Discussion should include planning for food security

How exciting it is to see young people returning to Summerland to work in agriculture-related fields.

Dear Editor:

How exciting it is to see young people returning to Summerland to work in agriculture-related fields.

They have gone to the cities, received their educations and returned home to establish a lifestyle that only Summerland has to offer.

They have fresh new ideas and are the future of farming in our community.

However, if these young folks are to continue working in agriculture, they will need good quality farm land on which to grow crops.

Food security is becoming not just a philosophical ideal but a conversation topic of relevance that should be included in any discussion about planning for the future of Summerland.

The Agricultural Land Reserve was created to preserve farm land and provide food security for future generations. At present, less than five per cent of the land in this province is protected by the ALR and approximately two per cent is actually available for growing crops. (In B.C., we will need to increase food production by 30 per cent by 2025 if we are to maintain our present level of 48 per cent food self-sufficiency with projected population growth, yet we continue to take quality farm land out of the ALR.)

The land trade suggested by council to the Agricultural Land Commission seeks to trade optimum farm land between Quinpool and Blair to the height of land behind Blair for land suitable for grazing in West Prairie Valley.

In the 2011 Climate Action Plan, council would consider the trading of this land only if the downtown core had densified.

Why are we now in such a hurry to take this land, with good soil, great sun exposure, solid frost-free days and easy access to water, out of the ALR when we haven’t intensified the amenities and housing capabilities of the downtown core?

I know we are trying to think ahead and I applaud council for this, but are we really thinking ahead?

With two per cent of the province’s arable land remaining in the ALR, why would we sacrifice premium farm land for anticipated growth in the short term rather than considering the long-term needs of future generations?

Whose interests are we really considering?

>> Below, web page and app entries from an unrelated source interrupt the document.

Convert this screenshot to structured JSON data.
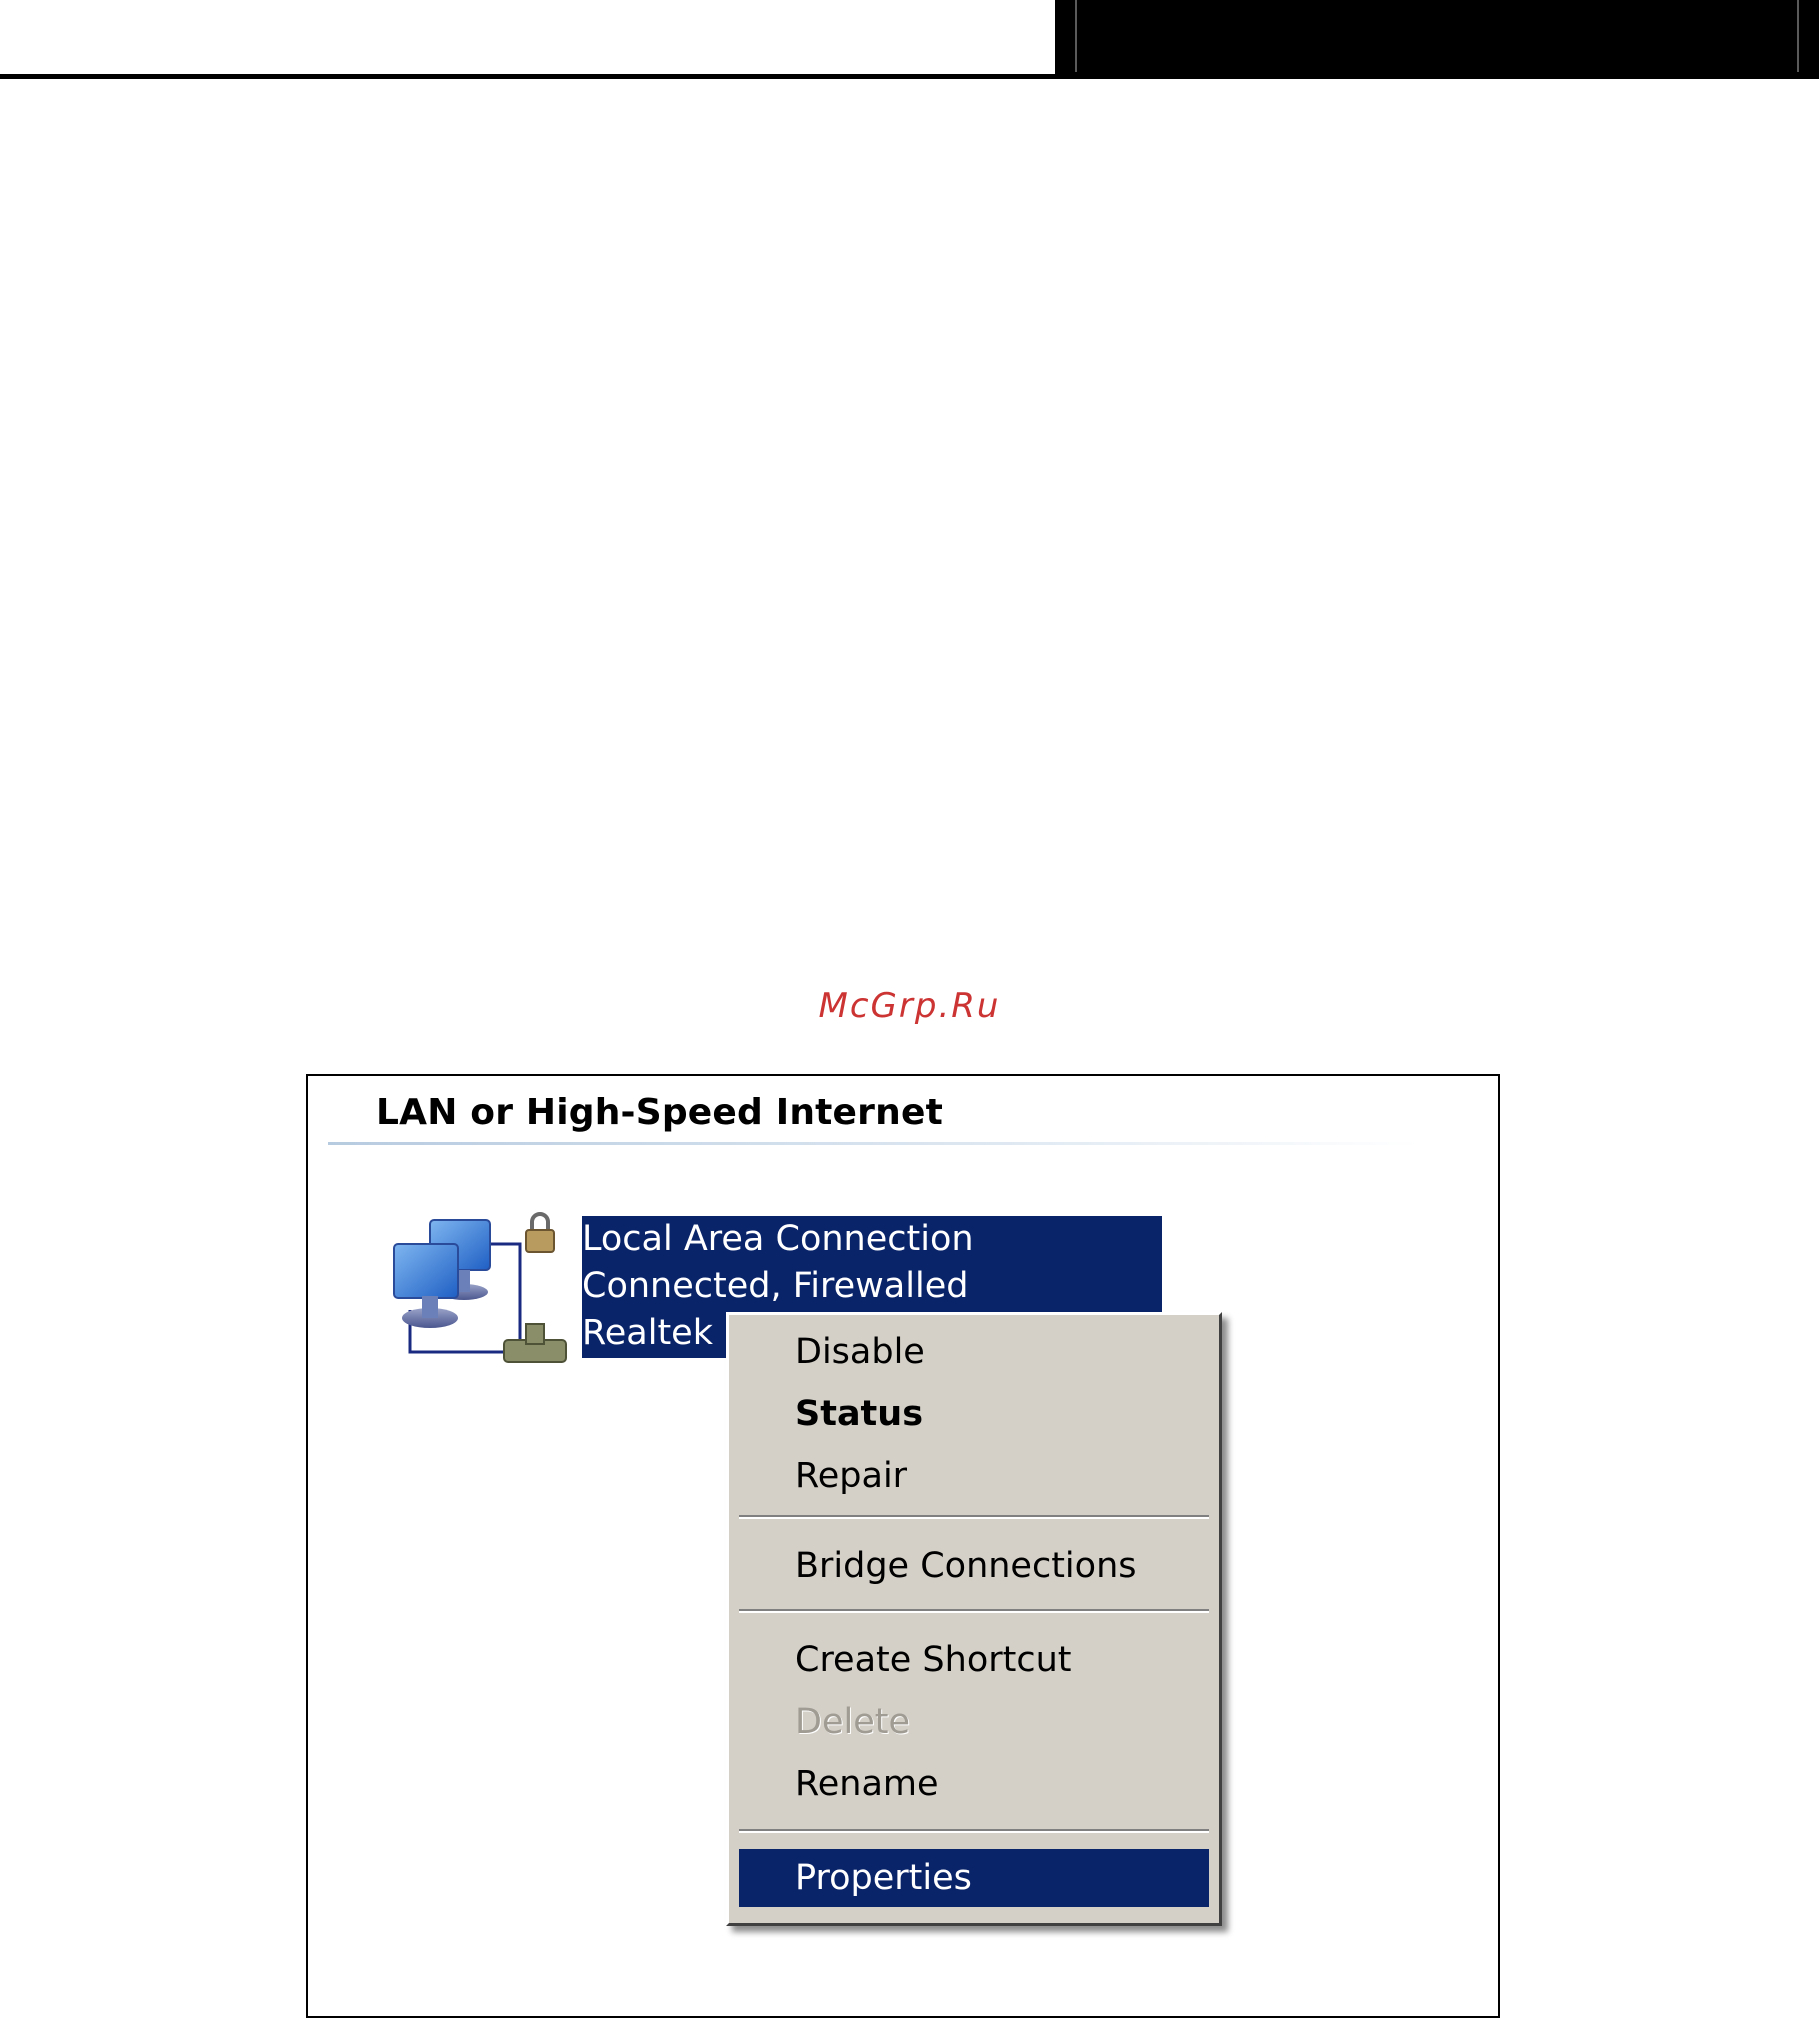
{
  "watermark": "McGrp.Ru",
  "section": {
    "title": "LAN or High-Speed Internet"
  },
  "connection": {
    "name": "Local Area Connection",
    "status": "Connected, Firewalled",
    "device": "Realtek"
  },
  "context_menu": {
    "items": [
      {
        "label": "Disable",
        "state": "normal"
      },
      {
        "label": "Status",
        "state": "default"
      },
      {
        "label": "Repair",
        "state": "normal"
      },
      {
        "label": "Bridge Connections",
        "state": "normal"
      },
      {
        "label": "Create Shortcut",
        "state": "normal"
      },
      {
        "label": "Delete",
        "state": "disabled"
      },
      {
        "label": "Rename",
        "state": "normal"
      },
      {
        "label": "Properties",
        "state": "selected"
      }
    ]
  },
  "colors": {
    "selection": "#0a246a",
    "menu_background": "#d4d0c8",
    "watermark": "#cc3333"
  }
}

The ALR is a hot topic in the province right now. As we plan for the future, we need to include our young farmers’ voices in the discussions.

Summerland could very well lead the way in providing a model for sustainable development and food security for generations to come.

Bev Krieger